From the Times piece:

No one disputes that foreclosures dominate Florida’s dockets and that something needs to be done to streamline a complex and emotionally wrenching process. But lawyers representing troubled borrowers contend that many of the retired judges called in from the sidelines to oversee these matters are so focused on cutting the caseload that they are unfairly favoring financial institutions at the expense of homeowners.

Now, that's LOL funny! Courts.... favoring the moneyed and/or the powerful? Oh man.... soda's coming out my nose... YOU THINK? Seriously... does anyone think special courts would be set up for the benefit of the borrowers? Please.

The genius of "divided government" on the Monstesquieu model (you know, three branches, executive and legislative and an "independent" judiciary) is that supposedly the people, when they are aggrieved, even against the other two branches of government itself, can take their specific grievances to the courts who will "independently" adjudicate them.

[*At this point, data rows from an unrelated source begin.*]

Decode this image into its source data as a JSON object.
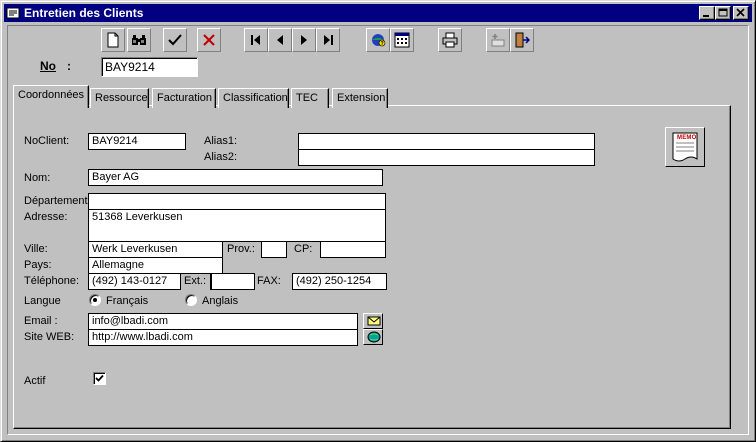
{
  "window": {
    "title": "Entretien des Clients"
  },
  "header": {
    "no_label": "No",
    "no_colon": ":",
    "no_value": "BAY9214"
  },
  "tabs": [
    {
      "label": "Coordonnées"
    },
    {
      "label": "Ressource"
    },
    {
      "label": "Facturation"
    },
    {
      "label": "Classification"
    },
    {
      "label": "TEC"
    },
    {
      "label": "Extension"
    }
  ],
  "form": {
    "noclient_label": "NoClient:",
    "noclient_value": "BAY9214",
    "alias1_label": "Alias1:",
    "alias1_value": "",
    "alias2_label": "Alias2:",
    "alias2_value": "",
    "nom_label": "Nom:",
    "nom_value": "Bayer AG",
    "departement_label": "Département:",
    "departement_value": "",
    "adresse_label": "Adresse:",
    "adresse_value": "51368 Leverkusen",
    "ville_label": "Ville:",
    "ville_value": "Werk Leverkusen",
    "prov_label": "Prov.:",
    "prov_value": "",
    "cp_label": "CP:",
    "cp_value": "",
    "pays_label": "Pays:",
    "pays_value": "Allemagne",
    "telephone_label": "Téléphone:",
    "telephone_value": "(492) 143-0127",
    "ext_label": "Ext.:",
    "ext_value": "",
    "fax_label": "FAX:",
    "fax_value": "(492) 250-1254",
    "langue_label": "Langue",
    "langue_options": [
      "Français",
      "Anglais"
    ],
    "langue_selected": "Français",
    "email_label": "Email :",
    "email_value": "info@lbadi.com",
    "site_label": "Site WEB:",
    "site_value": "http://www.lbadi.com",
    "actif_label": "Actif",
    "actif_checked": true,
    "memo_label": "MEMO"
  },
  "toolbar": {
    "icons": [
      "new-icon",
      "find-icon",
      "save-check-icon",
      "delete-x-icon",
      "first-record-icon",
      "prev-record-icon",
      "next-record-icon",
      "last-record-icon",
      "help-icon",
      "calculator-icon",
      "print-icon",
      "add-row-icon",
      "exit-door-icon"
    ]
  }
}
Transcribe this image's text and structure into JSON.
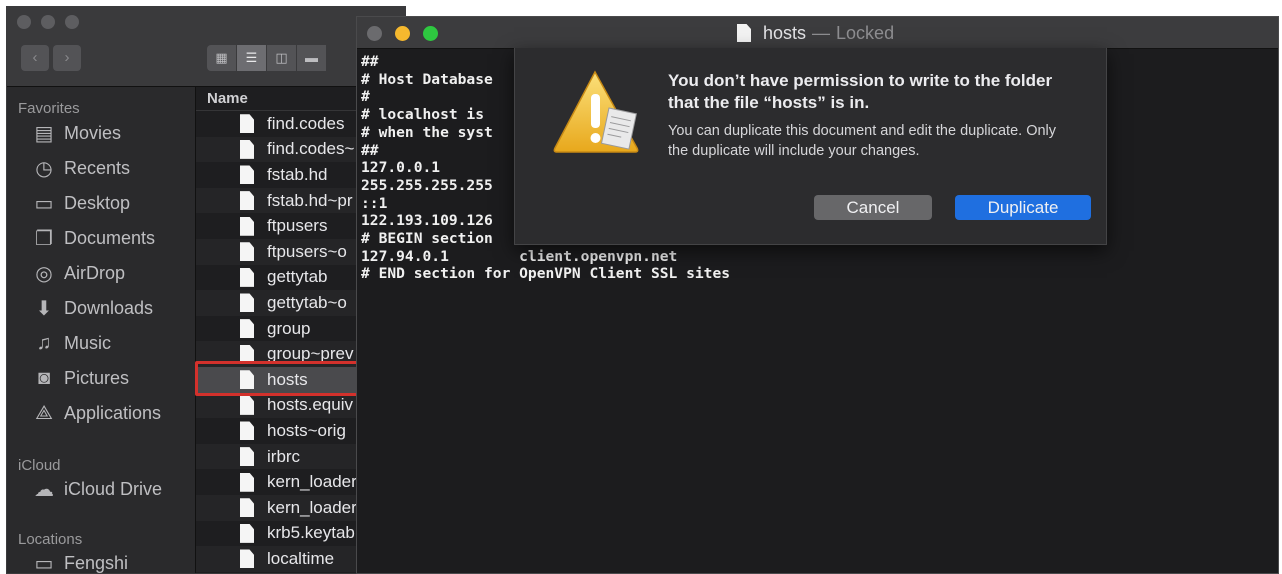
{
  "finder": {
    "sidebar": {
      "sections": [
        {
          "label": "Favorites",
          "items": [
            {
              "label": "Movies",
              "icon": "film-icon"
            },
            {
              "label": "Recents",
              "icon": "clock-icon"
            },
            {
              "label": "Desktop",
              "icon": "desktop-icon"
            },
            {
              "label": "Documents",
              "icon": "documents-icon"
            },
            {
              "label": "AirDrop",
              "icon": "airdrop-icon"
            },
            {
              "label": "Downloads",
              "icon": "downloads-icon"
            },
            {
              "label": "Music",
              "icon": "music-icon"
            },
            {
              "label": "Pictures",
              "icon": "camera-icon"
            },
            {
              "label": "Applications",
              "icon": "applications-icon"
            }
          ]
        },
        {
          "label": "iCloud",
          "items": [
            {
              "label": "iCloud Drive",
              "icon": "cloud-icon"
            }
          ]
        },
        {
          "label": "Locations",
          "items": [
            {
              "label": "Fengshi",
              "icon": "computer-icon"
            }
          ]
        }
      ]
    },
    "list": {
      "column_header": "Name",
      "files": [
        "find.codes",
        "find.codes~",
        "fstab.hd",
        "fstab.hd~pr",
        "ftpusers",
        "ftpusers~o",
        "gettytab",
        "gettytab~o",
        "group",
        "group~prev",
        "hosts",
        "hosts.equiv",
        "hosts~orig",
        "irbrc",
        "kern_loader",
        "kern_loader",
        "krb5.keytab",
        "localtime"
      ],
      "selected": "hosts"
    }
  },
  "editor": {
    "title": "hosts",
    "separator": "—",
    "status": "Locked",
    "lines": [
      "##",
      "# Host Database",
      "#",
      "# localhost is",
      "# when the syst",
      "##",
      "127.0.0.1",
      "255.255.255.255",
      "::1",
      "122.193.109.126",
      "# BEGIN section",
      "127.94.0.1        client.openvpn.net",
      "# END section for OpenVPN Client SSL sites"
    ]
  },
  "alert": {
    "title": "You don’t have permission to write to the folder that the file “hosts” is in.",
    "body": "You can duplicate this document and edit the duplicate. Only the duplicate will include your changes.",
    "cancel_label": "Cancel",
    "duplicate_label": "Duplicate"
  },
  "colors": {
    "accent": "#1f6fe0",
    "highlight": "#d3312c",
    "window_bg": "#1c1c1e"
  }
}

Thing is... judges are selected by the same political processes as the rest of government... sometimes elected, sometimes appointed, but there is no magical non-political process for it... it's always political, and hence, the moneyed and the powerful have their participation, and... well, judges (and other court personnel) are human beings, and now that ultimately, there are "constraints" and "reality" and "pragmatism" and all that... meaning that the well-off and/or powerful (usually represented by men, and yes, it's usually men, and usually White men, and invariably in nice suits, who work in really nicely appointed law firms)... have an "advantage" going in... by no means absolute, of course... except maybe in places like Florida... and well... you know.

One must admire the creation of an entire branch of government devoted to telling us that outcomes desired by the rich and/or powerful are "just" and "required by the law" and so forth. And they do it in this cool religious way, what with black robes and buildings that look like Greek or Roman temples and all.

Anyway, I have limited sympathy for just about everyone involved in the Florida foreclosure mess (and the "defenses" raised in the Times piece do not impress me... and I spent a number of years of my career working in this area). I acknowledge that it is virtually certain that while borrowers were abusive, questionable practices were far more likely to be engaged in by the financial institutions involved... but when push comes to shove... just notice who's (whose?) interests get preferred, and whose (who's?) get short shrift.

Just saying...